## Requirement
Lines below containing the word "name" should be copied out.

## Provided records
::::::
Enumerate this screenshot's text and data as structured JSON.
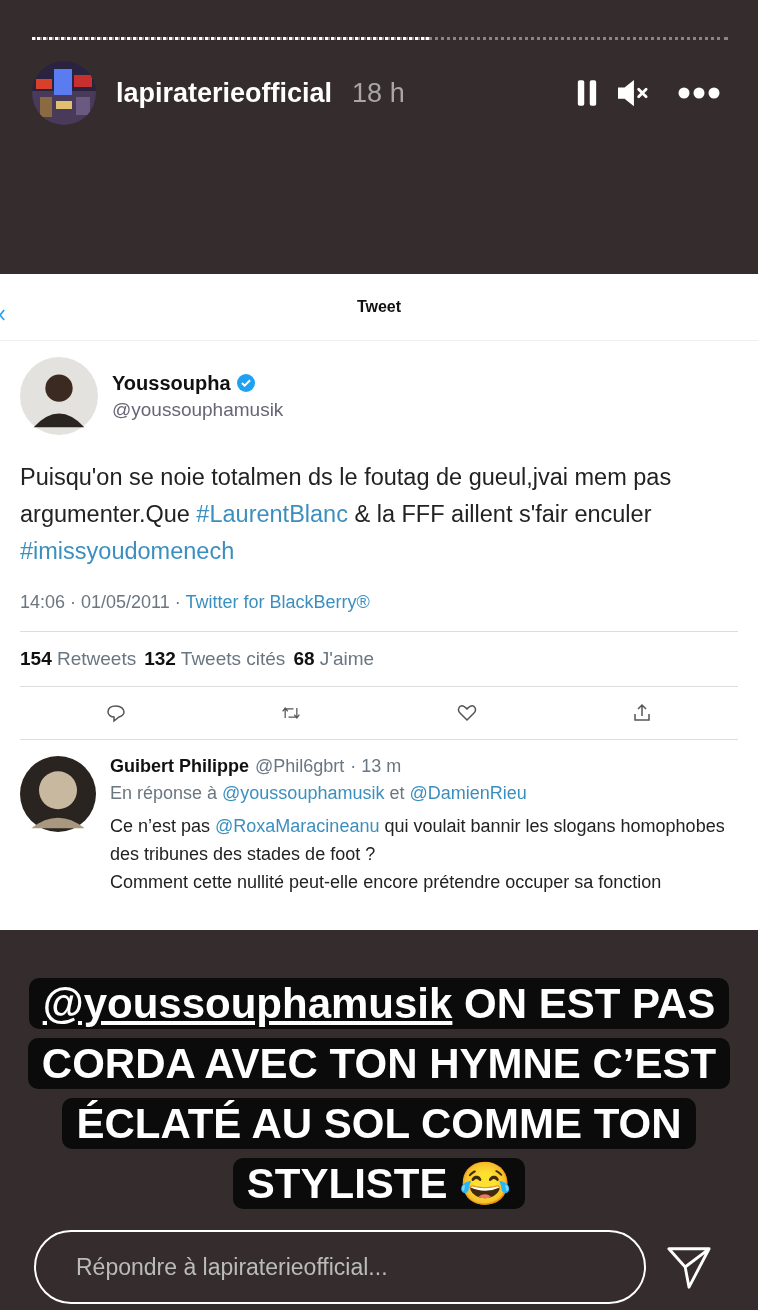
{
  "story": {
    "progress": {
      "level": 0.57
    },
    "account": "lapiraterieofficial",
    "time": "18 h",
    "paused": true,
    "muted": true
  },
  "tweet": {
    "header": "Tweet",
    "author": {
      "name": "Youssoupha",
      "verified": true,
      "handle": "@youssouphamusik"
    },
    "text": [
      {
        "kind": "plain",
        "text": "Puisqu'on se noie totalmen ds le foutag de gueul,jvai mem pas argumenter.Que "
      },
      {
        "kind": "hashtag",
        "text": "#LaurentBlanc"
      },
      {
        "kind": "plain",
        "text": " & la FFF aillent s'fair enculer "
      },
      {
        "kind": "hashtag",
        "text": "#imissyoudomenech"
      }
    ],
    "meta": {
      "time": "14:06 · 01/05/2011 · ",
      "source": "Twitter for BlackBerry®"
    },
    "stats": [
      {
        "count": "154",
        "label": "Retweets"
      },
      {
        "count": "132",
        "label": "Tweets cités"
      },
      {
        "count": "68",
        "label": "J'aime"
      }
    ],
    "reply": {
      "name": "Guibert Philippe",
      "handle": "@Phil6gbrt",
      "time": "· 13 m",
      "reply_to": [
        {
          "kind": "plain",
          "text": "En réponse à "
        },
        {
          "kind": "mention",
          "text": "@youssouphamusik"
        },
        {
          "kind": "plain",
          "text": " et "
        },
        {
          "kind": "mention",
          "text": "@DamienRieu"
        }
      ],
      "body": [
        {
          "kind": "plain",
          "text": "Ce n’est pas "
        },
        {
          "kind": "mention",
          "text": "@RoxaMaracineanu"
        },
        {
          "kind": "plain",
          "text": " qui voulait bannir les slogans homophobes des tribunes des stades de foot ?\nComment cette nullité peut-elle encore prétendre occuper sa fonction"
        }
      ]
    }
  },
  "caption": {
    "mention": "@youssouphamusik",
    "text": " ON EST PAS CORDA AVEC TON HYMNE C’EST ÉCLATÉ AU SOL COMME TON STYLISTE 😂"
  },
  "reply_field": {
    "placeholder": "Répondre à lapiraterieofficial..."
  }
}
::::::
## Written answer
      "name": "Youssoupha",
      "name": "Guibert Philippe",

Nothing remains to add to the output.